When Americans think about drones today, they tend to think of two things: state-sanctioned killing and police surveillance. Yet drones are capable of so much more.
Six hours into his epic filibuster last week, Sen. Rand Paul had to settle for Mike & Ike's from the Senate candy drawer to quell his hunger. But is there any question he would have much rather had some delicious carnitas delivered by quadrocopter?
TacoCopter is the very-early-stage start-up—or hoax, depending on how you look at things—that promises to deliver tacos via autonomous drones to the coordinates of customers who place orders using a smartphone app. It sounds crazy, but it is actually perfectly plausible. Small drones are made from many of the same components as smartphones, and the economies of scale of that industry have driven the cost of gyroscopes, accelerometers, GPS chips, and CPUs to the ground. As a result, the widespread use of drones in commerce is imminent—unless politicians overreact to the bad press.
While Paul's stand brought much needed attention to the government's use of drones in targeted killings, it also created the danger that the public will only see drones in this negative light. Unmanned aerial vehicles and other autonomous systems, however, are neutral technologies that can be put to good uses as well as bad ones. Yet panic about some particular applications, like assassination and surveillance, could hamper their adoption for wholly beneficial purposes.
Local delivery of goods is one obvious application for domestic commercial drones. For example, Matternet is a startup that aims to use flying robots to transport drugs and medical testing kits to remote regions of the world. Other commercial applications abound. Farmers today use drones not only to spray their crops, but also to monitor soil patterns, reducing the amount of chemicals and water they use. Photographers and filmmakers can now easily get aerial shots that previously required expensive manned helicopters or airplanes. And heavy industry uses drones to inspect pipelines or otherwise take a peek wherever else it's too dangerous to send a human.

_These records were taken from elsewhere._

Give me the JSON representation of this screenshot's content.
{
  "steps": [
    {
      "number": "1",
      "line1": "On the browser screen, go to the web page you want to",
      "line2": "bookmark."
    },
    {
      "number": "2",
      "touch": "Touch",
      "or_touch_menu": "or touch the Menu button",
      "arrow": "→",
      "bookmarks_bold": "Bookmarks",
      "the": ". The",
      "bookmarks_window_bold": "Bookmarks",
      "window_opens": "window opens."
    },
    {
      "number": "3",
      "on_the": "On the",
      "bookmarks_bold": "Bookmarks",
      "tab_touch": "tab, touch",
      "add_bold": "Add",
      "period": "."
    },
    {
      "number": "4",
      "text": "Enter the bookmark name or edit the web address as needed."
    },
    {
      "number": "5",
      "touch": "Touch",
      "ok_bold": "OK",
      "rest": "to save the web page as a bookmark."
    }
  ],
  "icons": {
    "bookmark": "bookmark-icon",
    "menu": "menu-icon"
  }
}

Scientists use drones to study wildlife without disturbing it, and journalists are looking to use them in reporting. In 2011, Occupy Wall Street activists launched drones over Zuccotti Park to keep an eye out for police brutality. Some even envision a day when flying robots will construct buildings.
This is why the Federal Aviation Administration (FAA) estimates that the commercial drone industry could grow to $90 billion over then next 10 years. It just has to be legalized first.
Today, the for-profit use of drones is illegal. That's why there are no TacoCopter deliveries to be had. On the other hand, non-commercial uses of small drones are in something of a legal gray area, viewed as similar to hobbyist model planes. That's how farmers get away with using them; essentially the FAA looks the other way. But this is all about to change.
Last year, Congress passed legislation requiring the FAA to issue regulations integrating drones into the national airspace by September 2015. The agency has begun its work gingerly, starting the testing process that will lead to commercial use, and issuing experimental licenses to law enforcement agencies.
That last bit is what has many worried about the coming proliferation of domestic drones. While there are plenty of good public safety uses for drones—like emergency response in hazardous situations—there are also some to be feared, in particular the prospect of cheap and routine warrantless surveillance by the police. More ominously, the ACLU has noted: "Drone manufacturers are also considering offering police the option of arming these remote-controlled aircraft with (nonlethal for now) weapons like rubber bullets, Tasers, and tear gas."
The reaction from the public and politicians has been fast and furious. Legislatures in at least 30 states are considering laws that restrict drone use by law enforcement. In Seattle last month, public outcry forced the mayor to order the police chief to return two new drones to their manufacturer.
So far, so good. Requiring that police get a warrant before engaging in surveillance is a no-brainer. But there is a danger that fear of governmental abuse of drones might result in the public demanding—or at least politicians hearing them ask for—precautionary restrictions on personal and commercial uses as well. For example, a bill being considered in New Hampshire would make all aerial photography illegal. And a bill recently introduced in the U.S. House of Representatives would make it a crime to use a private drone to photograph someone "in a manner that is highly offensive to a reasonable person … engaging in a personal or familial activity under circumstances in which the individual had a reasonable expectation of privacy"—a somewhat convoluted standard.
Restrictions on private drones may indeed be necessary some day, as the impending explosion of drone activity will no doubt disrupt our current social patterns. But before deciding on these restrictions, shouldn't legislators and regulators wait until we have flying around more than a tiny fraction of the thousands of domestic drones the FAA estimates will be active this decade?
If officials don't wait, they are bound to set the wrong rules since they will have no real data and only their imaginations to go on. It's quite possible that existing privacy and liability laws will adequately handle most future conflicts. It's also likely social norms will evolve and adapt to a world replete with robots.
By legislating hastily out of fear we would be forgoing the learning that comes from trial and error, trading progress for illusory security. And there is no clearer sign of human progress than tacos from the sky.